Copy out the entire listing, keeping each line exactly as it is.

** Input data follows **

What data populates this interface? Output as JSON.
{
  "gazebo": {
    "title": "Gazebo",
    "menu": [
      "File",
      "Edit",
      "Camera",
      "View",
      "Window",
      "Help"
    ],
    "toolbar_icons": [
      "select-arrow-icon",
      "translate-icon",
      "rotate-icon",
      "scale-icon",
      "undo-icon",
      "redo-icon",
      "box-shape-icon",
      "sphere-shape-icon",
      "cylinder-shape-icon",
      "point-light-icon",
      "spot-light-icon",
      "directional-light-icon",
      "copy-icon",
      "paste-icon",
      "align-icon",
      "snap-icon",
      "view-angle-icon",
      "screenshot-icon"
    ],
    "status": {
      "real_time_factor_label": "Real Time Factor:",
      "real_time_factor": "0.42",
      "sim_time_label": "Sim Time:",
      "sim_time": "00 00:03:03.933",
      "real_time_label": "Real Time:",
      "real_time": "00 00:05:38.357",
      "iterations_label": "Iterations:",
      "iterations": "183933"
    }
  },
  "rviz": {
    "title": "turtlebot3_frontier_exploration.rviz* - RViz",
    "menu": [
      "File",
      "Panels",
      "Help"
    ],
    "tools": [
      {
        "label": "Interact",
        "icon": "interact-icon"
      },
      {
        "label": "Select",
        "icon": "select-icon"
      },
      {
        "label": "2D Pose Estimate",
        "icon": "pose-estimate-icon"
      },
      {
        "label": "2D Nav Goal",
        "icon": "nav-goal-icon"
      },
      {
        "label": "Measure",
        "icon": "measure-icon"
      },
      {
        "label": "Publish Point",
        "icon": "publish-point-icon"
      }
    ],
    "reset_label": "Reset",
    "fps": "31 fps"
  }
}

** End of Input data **

» Response to the exercise:
What data populates this interface? Output as JSON.
{
  "gazebo": {
    "title": "Gazebo",
    "menu": [
      "File",
      "Edit",
      "Camera",
      "View",
      "Window",
      "Help"
    ],
    "toolbar_icons": [
      "select-arrow-icon",
      "translate-icon",
      "rotate-icon",
      "scale-icon",
      "undo-icon",
      "redo-icon",
      "box-shape-icon",
      "sphere-shape-icon",
      "cylinder-shape-icon",
      "point-light-icon",
      "spot-light-icon",
      "directional-light-icon",
      "copy-icon",
      "paste-icon",
      "align-icon",
      "snap-icon",
      "view-angle-icon",
      "screenshot-icon"
    ],
    "status": {
      "real_time_factor_label": "Real Time Factor:",
      "real_time_factor": "0.42",
      "sim_time_label": "Sim Time:",
      "sim_time": "00 00:03:03.933",
      "real_time_label": "Real Time:",
      "real_time": "00 00:05:38.357",
      "iterations_label": "Iterations:",
      "iterations": "183933"
    }
  },
  "rviz": {
    "title": "turtlebot3_frontier_exploration.rviz* - RViz",
    "menu": [
      "File",
      "Panels",
      "Help"
    ],
    "tools": [
      {
        "label": "Interact",
        "icon": "interact-icon"
      },
      {
        "label": "Select",
        "icon": "select-icon"
      },
      {
        "label": "2D Pose Estimate",
        "icon": "pose-estimate-icon"
      },
      {
        "label": "2D Nav Goal",
        "icon": "nav-goal-icon"
      },
      {
        "label": "Measure",
        "icon": "measure-icon"
      },
      {
        "label": "Publish Point",
        "icon": "publish-point-icon"
      }
    ],
    "reset_label": "Reset",
    "fps": "31 fps"
  }
}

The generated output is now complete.